Data excerpts

________

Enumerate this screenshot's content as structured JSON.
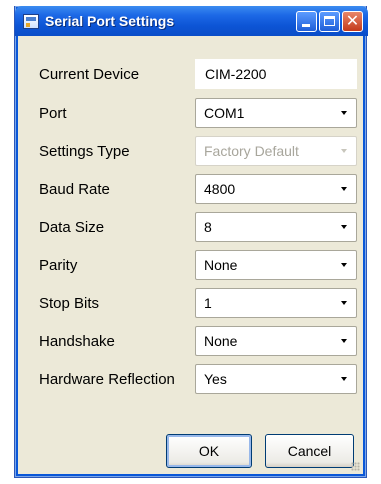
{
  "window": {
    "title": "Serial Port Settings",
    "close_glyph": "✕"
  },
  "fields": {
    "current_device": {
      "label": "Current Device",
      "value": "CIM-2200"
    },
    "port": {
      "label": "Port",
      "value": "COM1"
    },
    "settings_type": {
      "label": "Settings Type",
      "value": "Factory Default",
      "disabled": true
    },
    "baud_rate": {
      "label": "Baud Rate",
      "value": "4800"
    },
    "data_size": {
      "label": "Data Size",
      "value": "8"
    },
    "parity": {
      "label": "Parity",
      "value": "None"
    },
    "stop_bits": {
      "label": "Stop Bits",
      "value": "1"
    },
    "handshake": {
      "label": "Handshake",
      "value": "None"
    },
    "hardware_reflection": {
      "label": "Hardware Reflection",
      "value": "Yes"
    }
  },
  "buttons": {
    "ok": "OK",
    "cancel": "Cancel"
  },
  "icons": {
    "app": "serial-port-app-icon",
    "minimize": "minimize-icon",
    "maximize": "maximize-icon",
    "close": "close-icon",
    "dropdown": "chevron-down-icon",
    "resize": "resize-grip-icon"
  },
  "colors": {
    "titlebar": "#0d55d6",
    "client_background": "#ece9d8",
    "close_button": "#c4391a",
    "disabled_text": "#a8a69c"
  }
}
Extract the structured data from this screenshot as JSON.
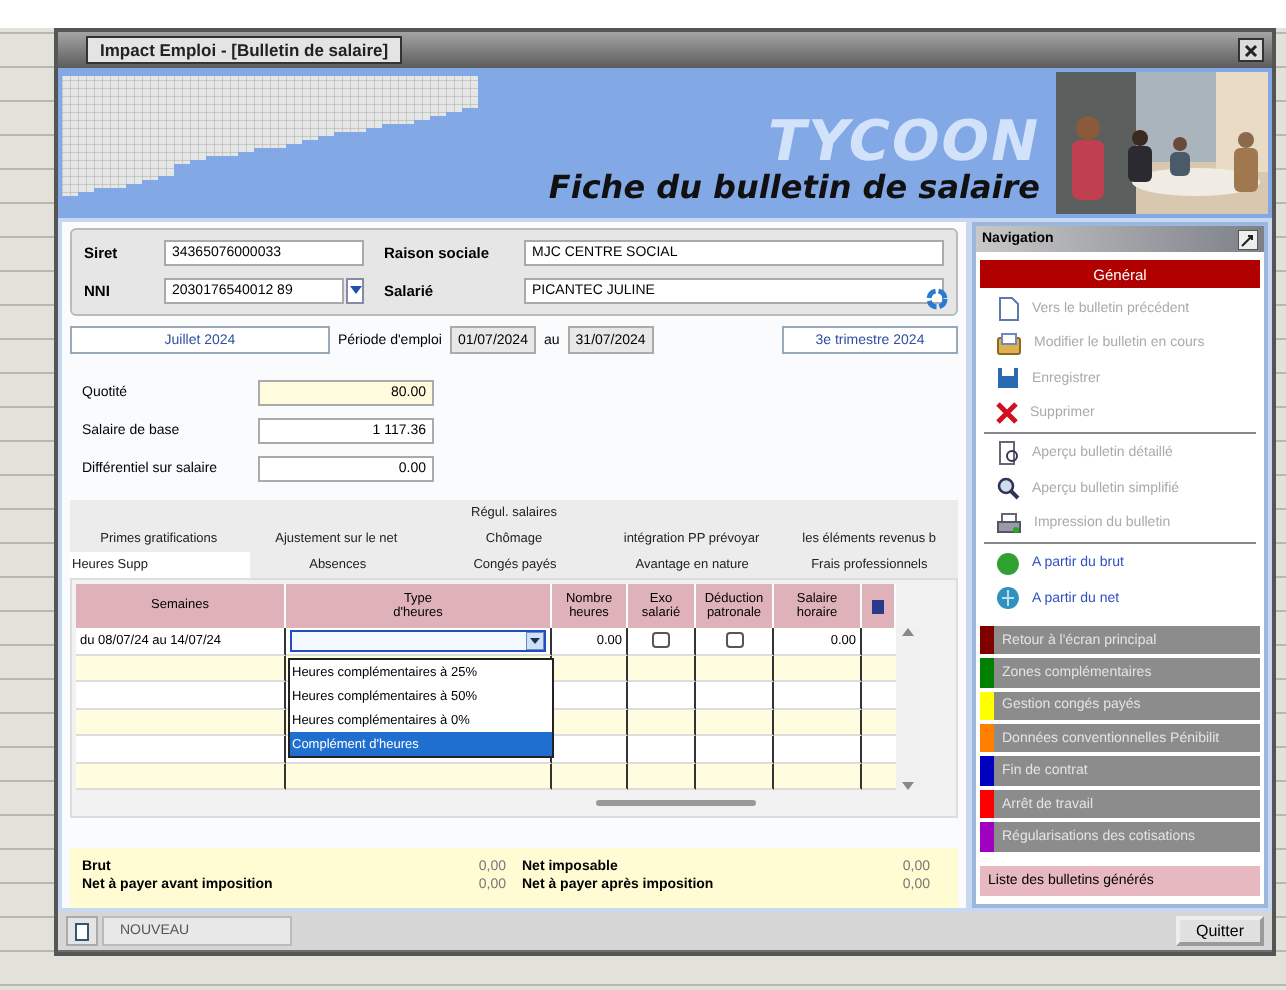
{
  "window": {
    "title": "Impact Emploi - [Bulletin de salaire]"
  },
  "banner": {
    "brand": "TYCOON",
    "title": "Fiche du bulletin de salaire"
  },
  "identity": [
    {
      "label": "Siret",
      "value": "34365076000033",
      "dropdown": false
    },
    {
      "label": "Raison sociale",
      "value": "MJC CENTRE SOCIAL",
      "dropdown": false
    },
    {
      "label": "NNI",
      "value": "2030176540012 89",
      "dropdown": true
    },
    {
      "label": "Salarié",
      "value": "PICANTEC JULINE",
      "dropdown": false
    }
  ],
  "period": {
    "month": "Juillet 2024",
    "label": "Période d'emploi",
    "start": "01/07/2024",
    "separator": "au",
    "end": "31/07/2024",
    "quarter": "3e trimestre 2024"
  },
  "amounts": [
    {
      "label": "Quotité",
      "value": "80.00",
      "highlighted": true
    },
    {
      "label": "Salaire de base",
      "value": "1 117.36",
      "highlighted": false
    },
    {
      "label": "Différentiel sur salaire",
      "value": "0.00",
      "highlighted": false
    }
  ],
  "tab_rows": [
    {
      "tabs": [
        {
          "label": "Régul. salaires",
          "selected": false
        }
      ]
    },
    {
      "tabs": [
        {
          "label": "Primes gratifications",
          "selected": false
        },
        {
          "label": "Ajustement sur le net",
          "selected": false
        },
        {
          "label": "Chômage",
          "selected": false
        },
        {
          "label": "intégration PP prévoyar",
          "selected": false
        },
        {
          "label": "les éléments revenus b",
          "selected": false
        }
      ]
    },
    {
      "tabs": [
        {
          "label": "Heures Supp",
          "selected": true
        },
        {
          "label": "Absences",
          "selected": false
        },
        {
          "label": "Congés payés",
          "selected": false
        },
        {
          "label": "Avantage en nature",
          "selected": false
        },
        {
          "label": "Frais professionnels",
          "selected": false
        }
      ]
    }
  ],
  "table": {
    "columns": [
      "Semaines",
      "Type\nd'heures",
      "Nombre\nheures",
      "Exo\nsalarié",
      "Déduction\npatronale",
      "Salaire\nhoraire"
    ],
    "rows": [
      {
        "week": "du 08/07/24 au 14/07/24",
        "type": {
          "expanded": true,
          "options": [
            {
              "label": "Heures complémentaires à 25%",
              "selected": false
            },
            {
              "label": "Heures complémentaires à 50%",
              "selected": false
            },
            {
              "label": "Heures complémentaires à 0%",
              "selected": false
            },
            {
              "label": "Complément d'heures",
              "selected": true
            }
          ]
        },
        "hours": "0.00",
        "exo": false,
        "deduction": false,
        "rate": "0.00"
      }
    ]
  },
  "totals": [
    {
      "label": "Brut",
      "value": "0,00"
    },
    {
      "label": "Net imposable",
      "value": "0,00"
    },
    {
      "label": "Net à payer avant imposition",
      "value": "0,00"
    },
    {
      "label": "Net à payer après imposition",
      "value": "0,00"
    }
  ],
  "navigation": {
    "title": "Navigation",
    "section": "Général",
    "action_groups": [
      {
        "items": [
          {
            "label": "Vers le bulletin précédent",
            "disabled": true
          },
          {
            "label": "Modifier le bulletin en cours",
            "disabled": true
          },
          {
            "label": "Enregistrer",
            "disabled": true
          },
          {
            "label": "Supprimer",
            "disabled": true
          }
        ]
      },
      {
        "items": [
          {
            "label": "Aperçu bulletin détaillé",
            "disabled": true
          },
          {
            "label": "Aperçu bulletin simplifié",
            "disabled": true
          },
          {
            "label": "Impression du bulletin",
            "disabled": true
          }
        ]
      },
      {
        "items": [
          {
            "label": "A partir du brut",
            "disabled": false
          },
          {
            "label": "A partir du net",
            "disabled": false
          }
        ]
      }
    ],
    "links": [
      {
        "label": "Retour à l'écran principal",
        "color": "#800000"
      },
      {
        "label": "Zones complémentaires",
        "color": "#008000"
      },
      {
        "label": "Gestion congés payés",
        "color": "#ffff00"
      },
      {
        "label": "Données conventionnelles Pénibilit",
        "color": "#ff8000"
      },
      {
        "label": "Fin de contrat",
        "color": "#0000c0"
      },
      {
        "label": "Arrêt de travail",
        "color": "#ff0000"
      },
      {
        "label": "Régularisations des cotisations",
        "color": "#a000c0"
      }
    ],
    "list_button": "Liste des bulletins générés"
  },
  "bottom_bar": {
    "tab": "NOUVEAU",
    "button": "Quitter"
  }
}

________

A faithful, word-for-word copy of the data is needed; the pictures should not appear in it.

Enumerate this screenshot's content as structured JSON.
{
  "window": {
    "title": "Serial Port Settings",
    "close_glyph": "✕"
  },
  "fields": {
    "current_device": {
      "label": "Current Device",
      "value": "CIM-2200"
    },
    "port": {
      "label": "Port",
      "value": "COM1"
    },
    "settings_type": {
      "label": "Settings Type",
      "value": "Factory Default",
      "disabled": true
    },
    "baud_rate": {
      "label": "Baud Rate",
      "value": "4800"
    },
    "data_size": {
      "label": "Data Size",
      "value": "8"
    },
    "parity": {
      "label": "Parity",
      "value": "None"
    },
    "stop_bits": {
      "label": "Stop Bits",
      "value": "1"
    },
    "handshake": {
      "label": "Handshake",
      "value": "None"
    },
    "hardware_reflection": {
      "label": "Hardware Reflection",
      "value": "Yes"
    }
  },
  "buttons": {
    "ok": "OK",
    "cancel": "Cancel"
  },
  "icons": {
    "app": "serial-port-app-icon",
    "minimize": "minimize-icon",
    "maximize": "maximize-icon",
    "close": "close-icon",
    "dropdown": "chevron-down-icon",
    "resize": "resize-grip-icon"
  },
  "colors": {
    "titlebar": "#0d55d6",
    "client_background": "#ece9d8",
    "close_button": "#c4391a",
    "disabled_text": "#a8a69c"
  }
}
Extract the structured data from this screenshot as JSON.
{
  "window": {
    "title": "Impact Emploi - [Bulletin de salaire]"
  },
  "banner": {
    "brand": "TYCOON",
    "title": "Fiche du bulletin de salaire"
  },
  "identity": [
    {
      "label": "Siret",
      "value": "34365076000033",
      "dropdown": false
    },
    {
      "label": "Raison sociale",
      "value": "MJC CENTRE SOCIAL",
      "dropdown": false
    },
    {
      "label": "NNI",
      "value": "2030176540012 89",
      "dropdown": true
    },
    {
      "label": "Salarié",
      "value": "PICANTEC JULINE",
      "dropdown": false
    }
  ],
  "period": {
    "month": "Juillet 2024",
    "label": "Période d'emploi",
    "start": "01/07/2024",
    "separator": "au",
    "end": "31/07/2024",
    "quarter": "3e trimestre 2024"
  },
  "amounts": [
    {
      "label": "Quotité",
      "value": "80.00",
      "highlighted": true
    },
    {
      "label": "Salaire de base",
      "value": "1 117.36",
      "highlighted": false
    },
    {
      "label": "Différentiel sur salaire",
      "value": "0.00",
      "highlighted": false
    }
  ],
  "tab_rows": [
    {
      "tabs": [
        {
          "label": "Régul. salaires",
          "selected": false
        }
      ]
    },
    {
      "tabs": [
        {
          "label": "Primes gratifications",
          "selected": false
        },
        {
          "label": "Ajustement sur le net",
          "selected": false
        },
        {
          "label": "Chômage",
          "selected": false
        },
        {
          "label": "intégration PP prévoyar",
          "selected": false
        },
        {
          "label": "les éléments revenus b",
          "selected": false
        }
      ]
    },
    {
      "tabs": [
        {
          "label": "Heures Supp",
          "selected": true
        },
        {
          "label": "Absences",
          "selected": false
        },
        {
          "label": "Congés payés",
          "selected": false
        },
        {
          "label": "Avantage en nature",
          "selected": false
        },
        {
          "label": "Frais professionnels",
          "selected": false
        }
      ]
    }
  ],
  "table": {
    "columns": [
      "Semaines",
      "Type\nd'heures",
      "Nombre\nheures",
      "Exo\nsalarié",
      "Déduction\npatronale",
      "Salaire\nhoraire"
    ],
    "rows": [
      {
        "week": "du 08/07/24 au 14/07/24",
        "type": {
          "expanded": true,
          "options": [
            {
              "label": "Heures complémentaires à 25%",
              "selected": false
            },
            {
              "label": "Heures complémentaires à 50%",
              "selected": false
            },
            {
              "label": "Heures complémentaires à 0%",
              "selected": false
            },
            {
              "label": "Complément d'heures",
              "selected": true
            }
          ]
        },
        "hours": "0.00",
        "exo": false,
        "deduction": false,
        "rate": "0.00"
      }
    ]
  },
  "totals": [
    {
      "label": "Brut",
      "value": "0,00"
    },
    {
      "label": "Net imposable",
      "value": "0,00"
    },
    {
      "label": "Net à payer avant imposition",
      "value": "0,00"
    },
    {
      "label": "Net à payer après imposition",
      "value": "0,00"
    }
  ],
  "navigation": {
    "title": "Navigation",
    "section": "Général",
    "action_groups": [
      {
        "items": [
          {
            "label": "Vers le bulletin précédent",
            "disabled": true
          },
          {
            "label": "Modifier le bulletin en cours",
            "disabled": true
          },
          {
            "label": "Enregistrer",
            "disabled": true
          },
          {
            "label": "Supprimer",
            "disabled": true
          }
        ]
      },
      {
        "items": [
          {
            "label": "Aperçu bulletin détaillé",
            "disabled": true
          },
          {
            "label": "Aperçu bulletin simplifié",
            "disabled": true
          },
          {
            "label": "Impression du bulletin",
            "disabled": true
          }
        ]
      },
      {
        "items": [
          {
            "label": "A partir du brut",
            "disabled": false
          },
          {
            "label": "A partir du net",
            "disabled": false
          }
        ]
      }
    ],
    "links": [
      {
        "label": "Retour à l'écran principal",
        "color": "#800000"
      },
      {
        "label": "Zones complémentaires",
        "color": "#008000"
      },
      {
        "label": "Gestion congés payés",
        "color": "#ffff00"
      },
      {
        "label": "Données conventionnelles Pénibilit",
        "color": "#ff8000"
      },
      {
        "label": "Fin de contrat",
        "color": "#0000c0"
      },
      {
        "label": "Arrêt de travail",
        "color": "#ff0000"
      },
      {
        "label": "Régularisations des cotisations",
        "color": "#a000c0"
      }
    ],
    "list_button": "Liste des bulletins générés"
  },
  "bottom_bar": {
    "tab": "NOUVEAU",
    "button": "Quitter"
  }
}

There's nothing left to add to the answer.